▶ _Data_
- - - -

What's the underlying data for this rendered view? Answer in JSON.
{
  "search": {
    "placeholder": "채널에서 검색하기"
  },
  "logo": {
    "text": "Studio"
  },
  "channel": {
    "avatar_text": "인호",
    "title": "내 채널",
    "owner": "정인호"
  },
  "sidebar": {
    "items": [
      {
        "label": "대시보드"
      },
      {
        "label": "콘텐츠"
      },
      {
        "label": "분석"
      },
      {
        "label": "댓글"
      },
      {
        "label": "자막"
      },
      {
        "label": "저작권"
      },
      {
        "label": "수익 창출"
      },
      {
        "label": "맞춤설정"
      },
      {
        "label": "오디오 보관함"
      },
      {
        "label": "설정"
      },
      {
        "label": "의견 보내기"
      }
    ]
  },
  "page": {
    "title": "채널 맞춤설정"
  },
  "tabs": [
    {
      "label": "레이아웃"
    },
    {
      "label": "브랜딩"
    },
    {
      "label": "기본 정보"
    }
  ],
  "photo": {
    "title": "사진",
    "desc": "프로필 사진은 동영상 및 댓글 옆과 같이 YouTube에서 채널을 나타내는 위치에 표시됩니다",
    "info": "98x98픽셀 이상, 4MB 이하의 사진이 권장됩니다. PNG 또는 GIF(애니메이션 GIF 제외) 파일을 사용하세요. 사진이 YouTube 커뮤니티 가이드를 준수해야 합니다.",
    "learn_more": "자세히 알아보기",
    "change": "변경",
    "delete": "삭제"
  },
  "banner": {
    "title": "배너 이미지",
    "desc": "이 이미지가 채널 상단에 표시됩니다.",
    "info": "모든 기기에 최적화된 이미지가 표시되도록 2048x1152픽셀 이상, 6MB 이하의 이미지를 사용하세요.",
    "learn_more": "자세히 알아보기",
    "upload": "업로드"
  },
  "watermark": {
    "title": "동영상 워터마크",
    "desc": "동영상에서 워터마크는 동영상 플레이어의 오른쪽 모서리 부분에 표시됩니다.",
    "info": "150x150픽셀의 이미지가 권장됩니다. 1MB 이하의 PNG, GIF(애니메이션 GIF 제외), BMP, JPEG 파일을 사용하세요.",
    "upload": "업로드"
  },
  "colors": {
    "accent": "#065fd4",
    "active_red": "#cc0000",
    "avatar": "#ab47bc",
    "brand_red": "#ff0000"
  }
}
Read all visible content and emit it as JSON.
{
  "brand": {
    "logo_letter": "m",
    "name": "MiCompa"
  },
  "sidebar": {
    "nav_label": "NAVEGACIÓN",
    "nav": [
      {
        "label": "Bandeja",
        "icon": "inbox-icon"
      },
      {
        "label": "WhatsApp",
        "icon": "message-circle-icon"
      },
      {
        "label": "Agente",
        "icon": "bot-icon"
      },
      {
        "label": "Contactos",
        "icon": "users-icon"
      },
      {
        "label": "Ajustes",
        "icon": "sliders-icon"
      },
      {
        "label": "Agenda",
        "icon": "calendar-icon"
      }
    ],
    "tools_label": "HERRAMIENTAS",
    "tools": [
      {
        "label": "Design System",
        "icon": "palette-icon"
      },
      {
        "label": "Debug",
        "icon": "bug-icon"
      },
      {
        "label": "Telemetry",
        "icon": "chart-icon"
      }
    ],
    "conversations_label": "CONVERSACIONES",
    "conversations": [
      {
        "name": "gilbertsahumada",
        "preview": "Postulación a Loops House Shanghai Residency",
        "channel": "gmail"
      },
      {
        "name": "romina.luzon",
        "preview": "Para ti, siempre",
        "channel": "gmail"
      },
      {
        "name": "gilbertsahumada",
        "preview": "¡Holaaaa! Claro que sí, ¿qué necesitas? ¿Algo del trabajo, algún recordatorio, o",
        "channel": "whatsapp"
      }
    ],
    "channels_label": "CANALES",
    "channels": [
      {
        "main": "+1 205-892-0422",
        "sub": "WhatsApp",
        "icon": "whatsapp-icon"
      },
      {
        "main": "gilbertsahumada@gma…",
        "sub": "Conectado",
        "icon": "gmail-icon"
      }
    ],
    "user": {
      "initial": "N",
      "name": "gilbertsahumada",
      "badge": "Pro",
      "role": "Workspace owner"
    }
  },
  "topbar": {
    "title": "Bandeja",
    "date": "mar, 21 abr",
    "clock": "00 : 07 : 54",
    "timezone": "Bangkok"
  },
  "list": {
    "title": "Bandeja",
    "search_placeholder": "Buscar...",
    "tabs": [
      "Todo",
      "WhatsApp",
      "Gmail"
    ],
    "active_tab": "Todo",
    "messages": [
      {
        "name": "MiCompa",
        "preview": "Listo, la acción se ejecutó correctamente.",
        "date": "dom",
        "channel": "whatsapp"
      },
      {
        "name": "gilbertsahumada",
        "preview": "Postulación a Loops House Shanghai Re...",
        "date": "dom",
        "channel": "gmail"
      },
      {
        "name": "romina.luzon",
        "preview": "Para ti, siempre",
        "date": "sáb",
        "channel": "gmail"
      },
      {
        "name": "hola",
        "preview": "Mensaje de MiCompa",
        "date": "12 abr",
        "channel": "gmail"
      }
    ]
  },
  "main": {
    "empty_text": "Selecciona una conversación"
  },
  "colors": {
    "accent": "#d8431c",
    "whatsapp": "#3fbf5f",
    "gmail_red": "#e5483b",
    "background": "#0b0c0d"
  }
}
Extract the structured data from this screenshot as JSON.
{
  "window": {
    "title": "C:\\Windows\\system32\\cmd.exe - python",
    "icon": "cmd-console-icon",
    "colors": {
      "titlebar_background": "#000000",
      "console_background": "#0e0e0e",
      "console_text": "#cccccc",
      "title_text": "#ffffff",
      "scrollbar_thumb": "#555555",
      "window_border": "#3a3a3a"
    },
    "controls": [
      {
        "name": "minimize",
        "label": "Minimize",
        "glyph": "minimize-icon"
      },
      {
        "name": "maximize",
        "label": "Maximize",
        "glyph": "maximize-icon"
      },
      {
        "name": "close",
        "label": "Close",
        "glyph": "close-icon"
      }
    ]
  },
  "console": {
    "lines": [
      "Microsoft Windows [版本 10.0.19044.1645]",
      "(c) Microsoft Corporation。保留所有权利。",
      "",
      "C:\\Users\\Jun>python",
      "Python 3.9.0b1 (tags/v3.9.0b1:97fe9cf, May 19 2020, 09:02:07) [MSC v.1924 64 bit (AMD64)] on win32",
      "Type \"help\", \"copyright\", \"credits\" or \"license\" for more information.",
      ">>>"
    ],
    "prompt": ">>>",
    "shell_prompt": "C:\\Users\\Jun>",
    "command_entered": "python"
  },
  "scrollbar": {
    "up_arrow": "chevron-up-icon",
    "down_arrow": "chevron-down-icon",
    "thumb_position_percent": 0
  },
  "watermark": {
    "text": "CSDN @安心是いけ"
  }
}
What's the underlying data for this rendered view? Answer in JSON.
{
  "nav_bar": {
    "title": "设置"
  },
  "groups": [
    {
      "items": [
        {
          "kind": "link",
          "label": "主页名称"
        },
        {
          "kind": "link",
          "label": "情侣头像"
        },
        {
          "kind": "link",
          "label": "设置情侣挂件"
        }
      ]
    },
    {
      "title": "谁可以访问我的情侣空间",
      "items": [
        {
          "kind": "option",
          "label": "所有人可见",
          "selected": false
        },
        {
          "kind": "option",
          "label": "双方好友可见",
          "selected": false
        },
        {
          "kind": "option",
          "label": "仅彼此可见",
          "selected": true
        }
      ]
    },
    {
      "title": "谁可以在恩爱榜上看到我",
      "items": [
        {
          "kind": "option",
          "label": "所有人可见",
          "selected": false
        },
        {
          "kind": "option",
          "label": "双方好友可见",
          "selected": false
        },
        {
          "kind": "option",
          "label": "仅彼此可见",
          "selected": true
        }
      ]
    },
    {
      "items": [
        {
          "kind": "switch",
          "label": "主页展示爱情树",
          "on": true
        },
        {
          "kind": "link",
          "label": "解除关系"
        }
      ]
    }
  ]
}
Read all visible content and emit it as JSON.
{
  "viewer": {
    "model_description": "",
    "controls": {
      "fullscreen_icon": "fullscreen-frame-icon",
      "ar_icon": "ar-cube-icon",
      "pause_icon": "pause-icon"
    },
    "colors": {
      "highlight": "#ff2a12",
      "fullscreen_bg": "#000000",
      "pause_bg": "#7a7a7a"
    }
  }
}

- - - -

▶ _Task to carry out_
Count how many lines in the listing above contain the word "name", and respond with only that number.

▶ _Answer to the problem_
12